THE PROBLEM: Copy the records below exactly, but leave out any picture they contain.

GIVEN DATA:
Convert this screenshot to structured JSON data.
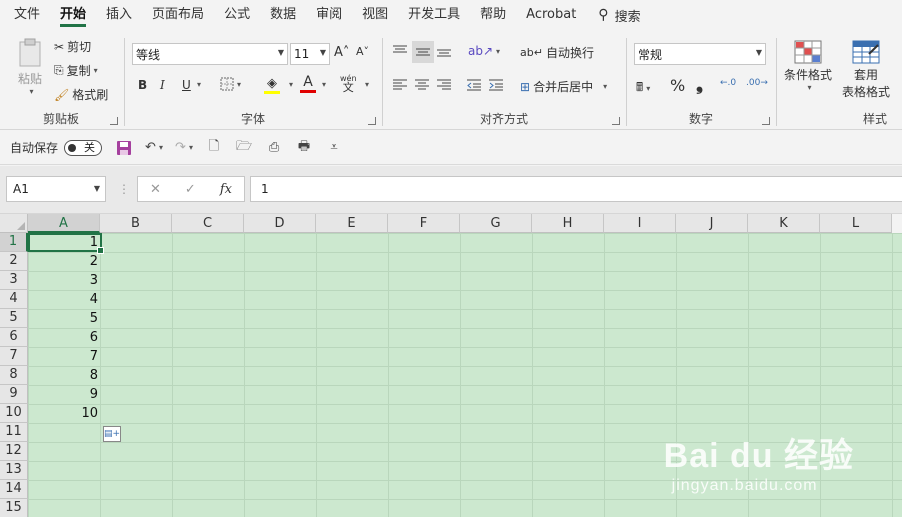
{
  "menu": {
    "tabs": [
      "文件",
      "开始",
      "插入",
      "页面布局",
      "公式",
      "数据",
      "审阅",
      "视图",
      "开发工具",
      "帮助",
      "Acrobat"
    ],
    "active_tab": "开始",
    "search_label": "搜索"
  },
  "ribbon": {
    "clipboard": {
      "label": "剪贴板",
      "paste": "粘贴",
      "cut": "剪切",
      "copy": "复制",
      "format_painter": "格式刷"
    },
    "font": {
      "label": "字体",
      "font_name": "等线",
      "font_size": "11",
      "bold": "B",
      "italic": "I",
      "underline": "U",
      "phonetic": "wén"
    },
    "alignment": {
      "label": "对齐方式",
      "wrap_text": "自动换行",
      "merge_center": "合并后居中"
    },
    "number": {
      "label": "数字",
      "format": "常规",
      "percent": "%",
      "comma": "❟"
    },
    "styles": {
      "label": "样式",
      "conditional": "条件格式",
      "table_line1": "套用",
      "table_line2": "表格格式"
    }
  },
  "qat": {
    "autosave_label": "自动保存",
    "toggle_state": "关"
  },
  "formula_bar": {
    "name_box": "A1",
    "fx": "fx",
    "value": "1"
  },
  "sheet": {
    "columns": [
      "A",
      "B",
      "C",
      "D",
      "E",
      "F",
      "G",
      "H",
      "I",
      "J",
      "K",
      "L"
    ],
    "rows": [
      "1",
      "2",
      "3",
      "4",
      "5",
      "6",
      "7",
      "8",
      "9",
      "10",
      "11",
      "12",
      "13",
      "14",
      "15"
    ],
    "column_a_values": [
      "1",
      "2",
      "3",
      "4",
      "5",
      "6",
      "7",
      "8",
      "9",
      "10"
    ],
    "selected_column": "A",
    "selected_row": "1"
  },
  "watermark": {
    "brand": "Bai du 经验",
    "url": "jingyan.baidu.com"
  },
  "colors": {
    "accent": "#217346",
    "cell_bg": "#cce8cf"
  }
}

EXERCISE RESPONSE:
Convert this screenshot to structured JSON data.
{
  "menu": {
    "tabs": [
      "文件",
      "开始",
      "插入",
      "页面布局",
      "公式",
      "数据",
      "审阅",
      "视图",
      "开发工具",
      "帮助",
      "Acrobat"
    ],
    "active_tab": "开始",
    "search_label": "搜索"
  },
  "ribbon": {
    "clipboard": {
      "label": "剪贴板",
      "paste": "粘贴",
      "cut": "剪切",
      "copy": "复制",
      "format_painter": "格式刷"
    },
    "font": {
      "label": "字体",
      "font_name": "等线",
      "font_size": "11",
      "bold": "B",
      "italic": "I",
      "underline": "U",
      "phonetic": "wén"
    },
    "alignment": {
      "label": "对齐方式",
      "wrap_text": "自动换行",
      "merge_center": "合并后居中"
    },
    "number": {
      "label": "数字",
      "format": "常规",
      "percent": "%",
      "comma": "❟"
    },
    "styles": {
      "label": "样式",
      "conditional": "条件格式",
      "table_line1": "套用",
      "table_line2": "表格格式"
    }
  },
  "qat": {
    "autosave_label": "自动保存",
    "toggle_state": "关"
  },
  "formula_bar": {
    "name_box": "A1",
    "fx": "fx",
    "value": "1"
  },
  "sheet": {
    "columns": [
      "A",
      "B",
      "C",
      "D",
      "E",
      "F",
      "G",
      "H",
      "I",
      "J",
      "K",
      "L"
    ],
    "rows": [
      "1",
      "2",
      "3",
      "4",
      "5",
      "6",
      "7",
      "8",
      "9",
      "10",
      "11",
      "12",
      "13",
      "14",
      "15"
    ],
    "column_a_values": [
      "1",
      "2",
      "3",
      "4",
      "5",
      "6",
      "7",
      "8",
      "9",
      "10"
    ],
    "selected_column": "A",
    "selected_row": "1"
  },
  "watermark": {
    "brand": "Bai du 经验",
    "url": "jingyan.baidu.com"
  },
  "colors": {
    "accent": "#217346",
    "cell_bg": "#cce8cf"
  }
}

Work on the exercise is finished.